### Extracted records
((

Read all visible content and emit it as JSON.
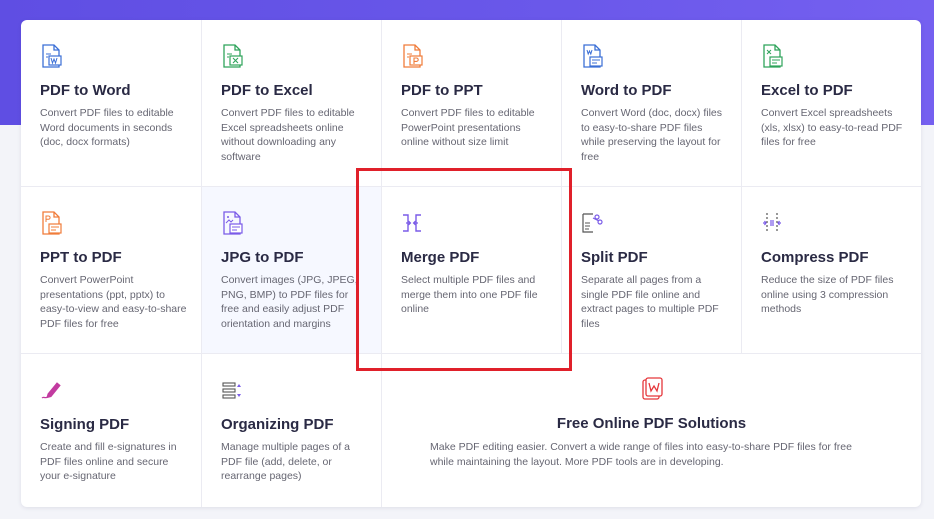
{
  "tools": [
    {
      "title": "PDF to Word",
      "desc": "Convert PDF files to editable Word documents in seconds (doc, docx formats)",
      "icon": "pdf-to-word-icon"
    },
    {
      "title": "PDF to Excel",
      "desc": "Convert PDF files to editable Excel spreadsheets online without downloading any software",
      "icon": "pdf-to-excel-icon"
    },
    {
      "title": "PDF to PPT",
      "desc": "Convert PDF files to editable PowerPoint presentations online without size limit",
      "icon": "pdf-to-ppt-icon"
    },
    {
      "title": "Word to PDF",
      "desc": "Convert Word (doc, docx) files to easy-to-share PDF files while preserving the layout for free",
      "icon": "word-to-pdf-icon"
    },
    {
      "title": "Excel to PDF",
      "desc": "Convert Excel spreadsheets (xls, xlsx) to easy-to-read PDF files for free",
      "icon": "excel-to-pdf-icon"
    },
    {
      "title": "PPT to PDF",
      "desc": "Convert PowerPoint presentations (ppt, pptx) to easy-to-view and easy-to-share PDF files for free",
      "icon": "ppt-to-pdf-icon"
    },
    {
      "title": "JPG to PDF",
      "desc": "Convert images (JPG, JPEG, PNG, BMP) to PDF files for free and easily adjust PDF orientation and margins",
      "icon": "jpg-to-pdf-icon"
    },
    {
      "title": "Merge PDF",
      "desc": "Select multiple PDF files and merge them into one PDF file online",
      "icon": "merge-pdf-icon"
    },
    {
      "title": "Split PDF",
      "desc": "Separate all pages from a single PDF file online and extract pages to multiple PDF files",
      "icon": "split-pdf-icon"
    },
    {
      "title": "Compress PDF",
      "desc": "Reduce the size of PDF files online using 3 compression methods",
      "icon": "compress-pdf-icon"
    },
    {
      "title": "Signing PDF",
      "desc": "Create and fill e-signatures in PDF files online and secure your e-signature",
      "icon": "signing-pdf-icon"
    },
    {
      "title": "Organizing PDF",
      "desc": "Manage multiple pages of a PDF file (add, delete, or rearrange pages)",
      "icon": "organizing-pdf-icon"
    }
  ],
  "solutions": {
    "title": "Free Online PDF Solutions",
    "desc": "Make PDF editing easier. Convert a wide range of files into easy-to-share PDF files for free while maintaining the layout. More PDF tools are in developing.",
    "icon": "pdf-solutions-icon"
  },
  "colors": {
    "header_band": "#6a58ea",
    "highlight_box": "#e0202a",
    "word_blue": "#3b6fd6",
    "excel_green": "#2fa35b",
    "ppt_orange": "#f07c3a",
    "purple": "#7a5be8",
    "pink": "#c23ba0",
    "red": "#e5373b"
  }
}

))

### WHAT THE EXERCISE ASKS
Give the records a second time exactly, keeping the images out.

### ANSWER BOX
Read all visible content and emit it as JSON.
{
  "tools": [
    {
      "title": "PDF to Word",
      "desc": "Convert PDF files to editable Word documents in seconds (doc, docx formats)",
      "icon": "pdf-to-word-icon"
    },
    {
      "title": "PDF to Excel",
      "desc": "Convert PDF files to editable Excel spreadsheets online without downloading any software",
      "icon": "pdf-to-excel-icon"
    },
    {
      "title": "PDF to PPT",
      "desc": "Convert PDF files to editable PowerPoint presentations online without size limit",
      "icon": "pdf-to-ppt-icon"
    },
    {
      "title": "Word to PDF",
      "desc": "Convert Word (doc, docx) files to easy-to-share PDF files while preserving the layout for free",
      "icon": "word-to-pdf-icon"
    },
    {
      "title": "Excel to PDF",
      "desc": "Convert Excel spreadsheets (xls, xlsx) to easy-to-read PDF files for free",
      "icon": "excel-to-pdf-icon"
    },
    {
      "title": "PPT to PDF",
      "desc": "Convert PowerPoint presentations (ppt, pptx) to easy-to-view and easy-to-share PDF files for free",
      "icon": "ppt-to-pdf-icon"
    },
    {
      "title": "JPG to PDF",
      "desc": "Convert images (JPG, JPEG, PNG, BMP) to PDF files for free and easily adjust PDF orientation and margins",
      "icon": "jpg-to-pdf-icon"
    },
    {
      "title": "Merge PDF",
      "desc": "Select multiple PDF files and merge them into one PDF file online",
      "icon": "merge-pdf-icon"
    },
    {
      "title": "Split PDF",
      "desc": "Separate all pages from a single PDF file online and extract pages to multiple PDF files",
      "icon": "split-pdf-icon"
    },
    {
      "title": "Compress PDF",
      "desc": "Reduce the size of PDF files online using 3 compression methods",
      "icon": "compress-pdf-icon"
    },
    {
      "title": "Signing PDF",
      "desc": "Create and fill e-signatures in PDF files online and secure your e-signature",
      "icon": "signing-pdf-icon"
    },
    {
      "title": "Organizing PDF",
      "desc": "Manage multiple pages of a PDF file (add, delete, or rearrange pages)",
      "icon": "organizing-pdf-icon"
    }
  ],
  "solutions": {
    "title": "Free Online PDF Solutions",
    "desc": "Make PDF editing easier. Convert a wide range of files into easy-to-share PDF files for free while maintaining the layout. More PDF tools are in developing.",
    "icon": "pdf-solutions-icon"
  },
  "colors": {
    "header_band": "#6a58ea",
    "highlight_box": "#e0202a",
    "word_blue": "#3b6fd6",
    "excel_green": "#2fa35b",
    "ppt_orange": "#f07c3a",
    "purple": "#7a5be8",
    "pink": "#c23ba0",
    "red": "#e5373b"
  }
}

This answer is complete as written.